Introduction: Breastfed infants depend on breast-milk iodine for growth and brain development, as iodine is a trace element important for thyroid hormone production. Iodine need is higher during lactation; hence, mothers and children are at risk of iodine deficiency. We aimed to explore maternal iodine and thyroidal status during lactation.
Material and methods: Pregnant women were recruited in Gothenburg, southwest Sweden. Maternal urine and serum were collected at pregnancy week 35-37 (n = 84) and 0.5, 4, and 12 months postpartum.
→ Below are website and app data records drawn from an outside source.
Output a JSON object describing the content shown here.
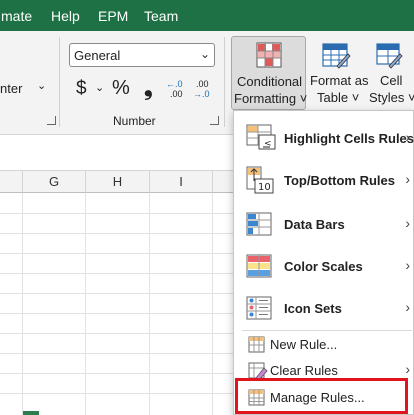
{
  "menubar": {
    "items": [
      "mate",
      "Help",
      "EPM",
      "Team"
    ]
  },
  "ribbon": {
    "alignment_fragment": "nter",
    "number_format_value": "General",
    "number_group_label": "Number",
    "currency_symbol": "$",
    "percent_symbol": "%",
    "comma_symbol": "❟",
    "increase_decimal_top": "←.0",
    "increase_decimal_bottom": ".00",
    "decrease_decimal_top": ".00",
    "decrease_decimal_bottom": "→.0",
    "conditional_formatting_line1": "Conditional",
    "conditional_formatting_line2": "Formatting ˅",
    "format_as_table_line1": "Format as",
    "format_as_table_line2": "Table ˅",
    "cell_styles_line1": "Cell",
    "cell_styles_line2": "Styles ˅"
  },
  "sheet": {
    "columns": [
      "G",
      "H",
      "I"
    ]
  },
  "menu": {
    "highlight_cells_rules": "Highlight Cells Rules",
    "top_bottom_rules": "Top/Bottom Rules",
    "data_bars": "Data Bars",
    "color_scales": "Color Scales",
    "icon_sets": "Icon Sets",
    "new_rule": "New Rule...",
    "clear_rules": "Clear Rules",
    "manage_rules": "Manage Rules...",
    "arrow": "›",
    "top10_icon_text": "10"
  },
  "colors": {
    "menubar_bg": "#1e7145",
    "highlight_red": "#e0141e"
  }
}
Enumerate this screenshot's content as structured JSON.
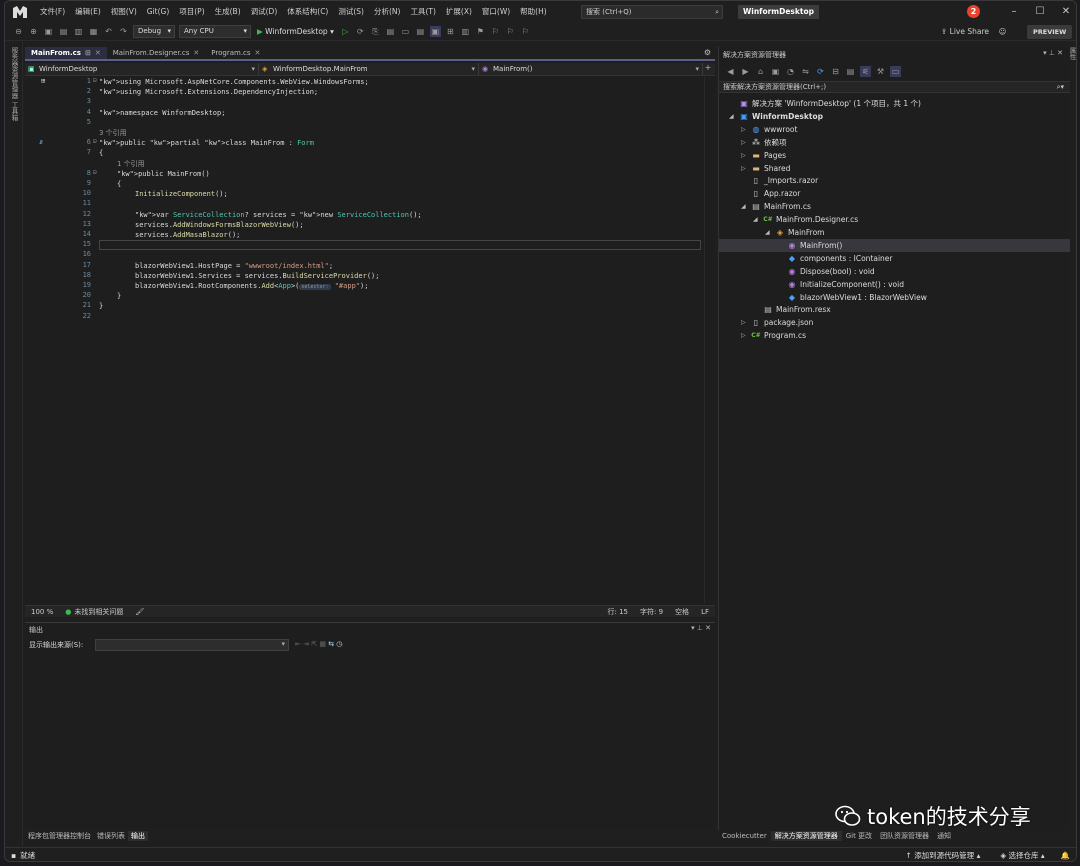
{
  "menu": [
    "文件(F)",
    "编辑(E)",
    "视图(V)",
    "Git(G)",
    "项目(P)",
    "生成(B)",
    "调试(D)",
    "体系结构(C)",
    "测试(S)",
    "分析(N)",
    "工具(T)",
    "扩展(X)",
    "窗口(W)",
    "帮助(H)"
  ],
  "search": {
    "placeholder": "搜索 (Ctrl+Q)"
  },
  "solution_title": "WinformDesktop",
  "notification_count": "2",
  "toolbar": {
    "config": "Debug",
    "platform": "Any CPU",
    "run_label": "WinformDesktop",
    "live_share": "Live Share",
    "preview": "PREVIEW"
  },
  "left_strip_label": "服务器资源管理器 工具箱",
  "right_strip_label": "属性",
  "editor": {
    "tabs": [
      {
        "label": "MainFrom.cs",
        "active": true
      },
      {
        "label": "MainFrom.Designer.cs",
        "active": false
      },
      {
        "label": "Program.cs",
        "active": false
      }
    ],
    "nav": {
      "project": "WinformDesktop",
      "class": "WinformDesktop.MainFrom",
      "member": "MainFrom()"
    },
    "lines": [
      {
        "n": "1",
        "t": "using Microsoft.AspNetCore.Components.WebView.WindowsForms;"
      },
      {
        "n": "2",
        "t": "using Microsoft.Extensions.DependencyInjection;"
      },
      {
        "n": "3",
        "t": ""
      },
      {
        "n": "4",
        "t": "namespace WinformDesktop;"
      },
      {
        "n": "5",
        "t": ""
      },
      {
        "n": "",
        "t": "3 个引用"
      },
      {
        "n": "6",
        "t": "public partial class MainFrom : Form"
      },
      {
        "n": "7",
        "t": "{"
      },
      {
        "n": "",
        "t": "1 个引用"
      },
      {
        "n": "8",
        "t": "public MainFrom()"
      },
      {
        "n": "9",
        "t": "{"
      },
      {
        "n": "10",
        "t": "InitializeComponent();"
      },
      {
        "n": "11",
        "t": ""
      },
      {
        "n": "12",
        "t": "var ServiceCollection? services = new ServiceCollection();"
      },
      {
        "n": "13",
        "t": "services.AddWindowsFormsBlazorWebView();"
      },
      {
        "n": "14",
        "t": "services.AddMasaBlazor();"
      },
      {
        "n": "15",
        "t": ""
      },
      {
        "n": "16",
        "t": ""
      },
      {
        "n": "17",
        "t": "blazorWebView1.HostPage = \"wwwroot/index.html\";"
      },
      {
        "n": "18",
        "t": "blazorWebView1.Services = services.BuildServiceProvider();"
      },
      {
        "n": "19",
        "t": "blazorWebView1.RootComponents.Add<App>(selector: \"#app\");"
      },
      {
        "n": "20",
        "t": "}"
      },
      {
        "n": "21",
        "t": "}"
      },
      {
        "n": "22",
        "t": ""
      }
    ],
    "status": {
      "zoom": "100 %",
      "issues": "未找到相关问题",
      "row": "行: 15",
      "col": "字符: 9",
      "space": "空格",
      "eol": "LF"
    }
  },
  "output": {
    "title": "输出",
    "source_label": "显示输出来源(S):",
    "bottom_tabs": [
      "程序包管理器控制台",
      "错误列表",
      "输出"
    ]
  },
  "solution_explorer": {
    "title": "解决方案资源管理器",
    "search": "搜索解决方案资源管理器(Ctrl+;)",
    "items": [
      {
        "label": "解决方案 'WinformDesktop' (1 个项目，共 1 个)",
        "icon": "solution-icon",
        "depth": 0,
        "bold": false
      },
      {
        "label": "WinformDesktop",
        "icon": "csharp-project-icon",
        "depth": 0,
        "bold": true
      },
      {
        "label": "wwwroot",
        "icon": "globe-icon",
        "depth": 1,
        "bold": false
      },
      {
        "label": "依赖项",
        "icon": "dependencies-icon",
        "depth": 1,
        "bold": false
      },
      {
        "label": "Pages",
        "icon": "folder-icon",
        "depth": 1,
        "bold": false
      },
      {
        "label": "Shared",
        "icon": "folder-icon",
        "depth": 1,
        "bold": false
      },
      {
        "label": "_Imports.razor",
        "icon": "razor-file-icon",
        "depth": 1,
        "bold": false
      },
      {
        "label": "App.razor",
        "icon": "razor-file-icon",
        "depth": 1,
        "bold": false
      },
      {
        "label": "MainFrom.cs",
        "icon": "form-icon",
        "depth": 1,
        "bold": false
      },
      {
        "label": "MainFrom.Designer.cs",
        "icon": "csharp-file-icon",
        "depth": 2,
        "bold": false
      },
      {
        "label": "MainFrom",
        "icon": "class-icon",
        "depth": 3,
        "bold": false
      },
      {
        "label": "MainFrom()",
        "icon": "method-icon",
        "depth": 4,
        "bold": false
      },
      {
        "label": "components : IContainer",
        "icon": "field-icon",
        "depth": 4,
        "bold": false
      },
      {
        "label": "Dispose(bool) : void",
        "icon": "method-icon",
        "depth": 4,
        "bold": false
      },
      {
        "label": "InitializeComponent() : void",
        "icon": "method-icon",
        "depth": 4,
        "bold": false
      },
      {
        "label": "blazorWebView1 : BlazorWebView",
        "icon": "field-icon",
        "depth": 4,
        "bold": false
      },
      {
        "label": "MainFrom.resx",
        "icon": "resx-file-icon",
        "depth": 2,
        "bold": false
      },
      {
        "label": "package.json",
        "icon": "json-file-icon",
        "depth": 1,
        "bold": false
      },
      {
        "label": "Program.cs",
        "icon": "csharp-file-icon",
        "depth": 1,
        "bold": false
      }
    ],
    "selected_index": 11,
    "bottom_tabs": [
      "Cookiecutter",
      "解决方案资源管理器",
      "Git 更改",
      "团队资源管理器",
      "通知"
    ]
  },
  "statusbar": {
    "ready": "就绪",
    "source_control": "添加到源代码管理",
    "repo": "选择仓库"
  },
  "watermark": "token的技术分享",
  "colors": {
    "keyword": "#569cd6",
    "type": "#4ec9b0",
    "string": "#d69d85",
    "method": "#dcdcaa"
  }
}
Seventy mothers provided breast milk at 0.5 months.
Results: Median (interquartile range) breast-milk iodine concentration was 90 (66-116) μg/L. About 58% had breast-milk iodine concentration <100 μg/L. Iodine supplement users (n = 13) had higher breast-milk iodine concentration than non-users (n = 49) (140 μg/L vs 71 μg/L, P = .001). Exclusively breastfeeding women at 4 months postpartum (n = 57) had lower median urinary iodine concentration (85 μg/L vs 133 μg/L, P = .004) and higher thyroglobulin serum concentration (22.3 μg/L vs 11.8 μg/L, P = .032) than non-exclusively breastfeeding women (n = 25). Concentrations of thyroid hormones were unaffected.
Conclusions: This pilot study suggests that lactating women in southwest Sweden present mildly inadequate iodine intake, mainly among non-iodine supplement users and exclusively breastfeeding mothers. Studies on the coverage of the iodine fortification program in breastfeeding women are warranted.
Keywords: Sweden; breastfeeding; human; iodine; lactation; milk; thyroglobulin; thyroid gland; urine.
© 2020 The Authors. Acta Obstetricia et Gynecologica Scandinavica published by John Wiley & Sons Ltd on behalf of Nordic Federation of Societies of Obstetrics and Gynecology (NFOG).